From the Northern Hemisphere, the weeks around the March equinox are the best time of all to catch the zodiacal light in the evening. From the Southern Hemisphere, it’s your best time of year to see the zodiacal light in the morning, in the east just before dawn. A bright moon is up before dawn in early March. If you’re in the Southern Hemisphere, you might need to wait until mid-to-late March – when the moon has waned to a thin crescent or left the morning sky entirely – to look for the zodiacal light before dawn.
This observation is not for city dwellers.
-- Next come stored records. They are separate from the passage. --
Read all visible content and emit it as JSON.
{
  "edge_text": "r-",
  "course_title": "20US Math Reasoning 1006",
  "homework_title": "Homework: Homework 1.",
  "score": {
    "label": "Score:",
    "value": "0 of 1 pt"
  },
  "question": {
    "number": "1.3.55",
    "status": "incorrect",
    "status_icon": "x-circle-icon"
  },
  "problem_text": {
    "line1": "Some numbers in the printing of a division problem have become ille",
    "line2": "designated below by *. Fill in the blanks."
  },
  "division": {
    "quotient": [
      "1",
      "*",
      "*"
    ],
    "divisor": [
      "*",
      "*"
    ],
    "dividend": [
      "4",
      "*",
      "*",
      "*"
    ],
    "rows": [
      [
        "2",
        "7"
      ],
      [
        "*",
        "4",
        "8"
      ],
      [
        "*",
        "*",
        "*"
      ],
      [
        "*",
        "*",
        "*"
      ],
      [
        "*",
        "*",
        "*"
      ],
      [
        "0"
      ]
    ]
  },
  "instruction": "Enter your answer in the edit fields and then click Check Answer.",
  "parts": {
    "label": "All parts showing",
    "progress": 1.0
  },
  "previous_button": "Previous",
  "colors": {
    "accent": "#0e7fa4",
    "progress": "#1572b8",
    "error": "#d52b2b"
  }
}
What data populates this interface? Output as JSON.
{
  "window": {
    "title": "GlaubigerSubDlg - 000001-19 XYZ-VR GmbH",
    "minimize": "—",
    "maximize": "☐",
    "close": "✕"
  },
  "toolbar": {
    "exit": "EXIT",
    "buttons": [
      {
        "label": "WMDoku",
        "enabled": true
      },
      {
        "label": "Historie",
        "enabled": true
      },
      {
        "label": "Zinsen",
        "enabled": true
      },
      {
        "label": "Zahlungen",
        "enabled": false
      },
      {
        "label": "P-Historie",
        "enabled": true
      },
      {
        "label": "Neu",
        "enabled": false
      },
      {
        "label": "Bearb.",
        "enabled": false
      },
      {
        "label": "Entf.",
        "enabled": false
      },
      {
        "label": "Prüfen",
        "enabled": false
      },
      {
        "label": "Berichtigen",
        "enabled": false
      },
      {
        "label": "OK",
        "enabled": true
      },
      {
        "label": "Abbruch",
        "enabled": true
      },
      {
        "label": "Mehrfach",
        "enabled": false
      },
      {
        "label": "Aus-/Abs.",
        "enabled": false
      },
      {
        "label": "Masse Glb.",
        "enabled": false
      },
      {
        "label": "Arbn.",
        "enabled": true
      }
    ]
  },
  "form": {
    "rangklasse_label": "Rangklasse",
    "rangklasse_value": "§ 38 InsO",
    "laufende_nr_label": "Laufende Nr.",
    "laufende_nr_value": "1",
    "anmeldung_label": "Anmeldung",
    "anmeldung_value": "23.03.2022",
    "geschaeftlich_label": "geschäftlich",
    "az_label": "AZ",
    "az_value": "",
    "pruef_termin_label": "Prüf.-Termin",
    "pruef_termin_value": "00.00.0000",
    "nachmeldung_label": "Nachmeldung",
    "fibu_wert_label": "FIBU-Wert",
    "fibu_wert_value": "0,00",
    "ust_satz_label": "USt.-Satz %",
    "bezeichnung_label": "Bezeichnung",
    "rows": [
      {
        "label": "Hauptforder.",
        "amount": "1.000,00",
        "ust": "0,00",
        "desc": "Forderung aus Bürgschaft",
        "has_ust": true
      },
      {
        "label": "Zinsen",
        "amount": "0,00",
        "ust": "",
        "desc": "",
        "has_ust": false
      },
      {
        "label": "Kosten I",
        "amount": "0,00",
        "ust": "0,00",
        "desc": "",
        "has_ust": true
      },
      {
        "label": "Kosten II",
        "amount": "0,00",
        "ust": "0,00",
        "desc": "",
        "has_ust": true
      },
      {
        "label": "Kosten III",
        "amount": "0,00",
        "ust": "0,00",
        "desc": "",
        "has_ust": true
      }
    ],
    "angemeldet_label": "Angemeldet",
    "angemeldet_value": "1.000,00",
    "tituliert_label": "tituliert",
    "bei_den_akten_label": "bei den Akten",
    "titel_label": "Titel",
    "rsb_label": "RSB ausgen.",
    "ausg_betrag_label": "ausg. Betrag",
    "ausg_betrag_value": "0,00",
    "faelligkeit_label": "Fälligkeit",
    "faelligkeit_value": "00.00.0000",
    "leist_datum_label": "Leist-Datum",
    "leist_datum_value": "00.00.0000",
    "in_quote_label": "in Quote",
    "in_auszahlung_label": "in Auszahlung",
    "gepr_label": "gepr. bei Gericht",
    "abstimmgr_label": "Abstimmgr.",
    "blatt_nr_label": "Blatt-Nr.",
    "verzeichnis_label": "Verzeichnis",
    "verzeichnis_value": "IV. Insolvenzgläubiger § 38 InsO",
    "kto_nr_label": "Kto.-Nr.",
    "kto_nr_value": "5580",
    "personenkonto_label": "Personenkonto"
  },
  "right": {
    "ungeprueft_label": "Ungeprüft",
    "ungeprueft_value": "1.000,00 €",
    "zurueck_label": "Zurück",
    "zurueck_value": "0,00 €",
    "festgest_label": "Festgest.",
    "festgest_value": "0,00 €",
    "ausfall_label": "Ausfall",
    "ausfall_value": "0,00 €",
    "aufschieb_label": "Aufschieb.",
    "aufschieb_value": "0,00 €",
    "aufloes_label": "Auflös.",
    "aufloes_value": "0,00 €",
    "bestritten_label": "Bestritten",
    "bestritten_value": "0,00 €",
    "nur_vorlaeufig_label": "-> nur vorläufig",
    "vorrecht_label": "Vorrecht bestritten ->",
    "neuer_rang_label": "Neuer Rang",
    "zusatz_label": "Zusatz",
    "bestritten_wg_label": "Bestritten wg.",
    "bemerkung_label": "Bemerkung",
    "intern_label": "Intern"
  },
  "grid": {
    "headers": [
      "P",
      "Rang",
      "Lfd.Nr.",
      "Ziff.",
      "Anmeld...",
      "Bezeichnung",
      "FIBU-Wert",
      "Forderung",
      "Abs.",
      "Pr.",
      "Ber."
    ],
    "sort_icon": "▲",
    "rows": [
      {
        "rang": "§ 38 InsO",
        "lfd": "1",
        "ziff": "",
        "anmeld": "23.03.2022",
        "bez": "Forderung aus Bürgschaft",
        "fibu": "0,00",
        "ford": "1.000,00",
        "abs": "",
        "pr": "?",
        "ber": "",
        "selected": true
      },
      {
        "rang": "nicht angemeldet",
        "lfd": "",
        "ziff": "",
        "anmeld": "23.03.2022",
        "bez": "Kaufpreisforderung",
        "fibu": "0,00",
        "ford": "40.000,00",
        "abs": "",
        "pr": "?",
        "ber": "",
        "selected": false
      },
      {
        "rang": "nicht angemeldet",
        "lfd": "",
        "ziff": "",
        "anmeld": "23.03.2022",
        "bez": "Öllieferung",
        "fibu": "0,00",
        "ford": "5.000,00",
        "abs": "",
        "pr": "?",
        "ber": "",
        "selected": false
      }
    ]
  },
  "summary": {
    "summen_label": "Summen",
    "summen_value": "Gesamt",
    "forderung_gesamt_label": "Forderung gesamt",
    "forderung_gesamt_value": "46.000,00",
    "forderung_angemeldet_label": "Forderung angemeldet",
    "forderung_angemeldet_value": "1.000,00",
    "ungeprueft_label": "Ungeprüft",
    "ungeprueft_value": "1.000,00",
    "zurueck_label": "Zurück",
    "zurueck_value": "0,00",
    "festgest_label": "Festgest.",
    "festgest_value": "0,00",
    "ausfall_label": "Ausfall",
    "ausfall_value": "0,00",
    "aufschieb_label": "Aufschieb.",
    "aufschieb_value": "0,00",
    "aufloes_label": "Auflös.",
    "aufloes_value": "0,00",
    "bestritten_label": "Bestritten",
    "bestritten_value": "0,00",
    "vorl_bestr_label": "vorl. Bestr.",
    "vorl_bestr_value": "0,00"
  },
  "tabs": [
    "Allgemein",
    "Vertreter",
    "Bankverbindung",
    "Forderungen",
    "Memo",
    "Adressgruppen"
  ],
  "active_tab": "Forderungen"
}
But if you find yourself beneath a dark country sky – or perhaps driving along a country road after dusk – look for this eerie light.
The zodiacal light is caused by sunlight reflecting off interplanetary dust particles that orbit the sun within the inner solar system.
People at mid-northern latitudes can see the zodiacal light after dusk at present because the ecliptic – the approximate plane of the solar system – is nearly perpendicular to the horizon on March/April evenings.
At this time of year, evening watchers see the zodiacal light jutting upward from the western horizon and toward the constellation Taurus the Bull. Taurus can be identified by its two most prominent signposts, the star Aldebaran and the Pleiades star cluster.
So for the elusive zodiacal light – pointing upwards into Taurus – look in the western sky, as dusk gives way to nightfall, these next few weeks.
Bottom line: The zodiacal light is a pyramid-shaped light. It’s west after true darkness falls for the Northern Hemisphere (east before dawn for the Southern Hemisphere) around the March equinox.